## Task description
Nothing but an exact reprint of the records is to be returned.

## Information shown
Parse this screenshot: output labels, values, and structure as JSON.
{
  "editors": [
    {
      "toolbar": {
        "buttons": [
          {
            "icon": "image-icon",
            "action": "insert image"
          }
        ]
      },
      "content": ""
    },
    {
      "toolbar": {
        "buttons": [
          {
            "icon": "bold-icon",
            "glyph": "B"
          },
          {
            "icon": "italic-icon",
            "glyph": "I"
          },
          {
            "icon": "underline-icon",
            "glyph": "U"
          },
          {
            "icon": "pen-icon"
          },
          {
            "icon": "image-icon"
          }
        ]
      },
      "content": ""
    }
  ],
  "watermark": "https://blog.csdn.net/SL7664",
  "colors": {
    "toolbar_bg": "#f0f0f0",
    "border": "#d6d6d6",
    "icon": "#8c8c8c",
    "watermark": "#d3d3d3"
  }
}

## Answer for the task
Parse this screenshot: output labels, values, and structure as JSON.
{
  "editors": [
    {
      "toolbar": {
        "buttons": [
          {
            "icon": "image-icon",
            "action": "insert image"
          }
        ]
      },
      "content": ""
    },
    {
      "toolbar": {
        "buttons": [
          {
            "icon": "bold-icon",
            "glyph": "B"
          },
          {
            "icon": "italic-icon",
            "glyph": "I"
          },
          {
            "icon": "underline-icon",
            "glyph": "U"
          },
          {
            "icon": "pen-icon"
          },
          {
            "icon": "image-icon"
          }
        ]
      },
      "content": ""
    }
  ],
  "watermark": "https://blog.csdn.net/SL7664",
  "colors": {
    "toolbar_bg": "#f0f0f0",
    "border": "#d6d6d6",
    "icon": "#8c8c8c",
    "watermark": "#d3d3d3"
  }
}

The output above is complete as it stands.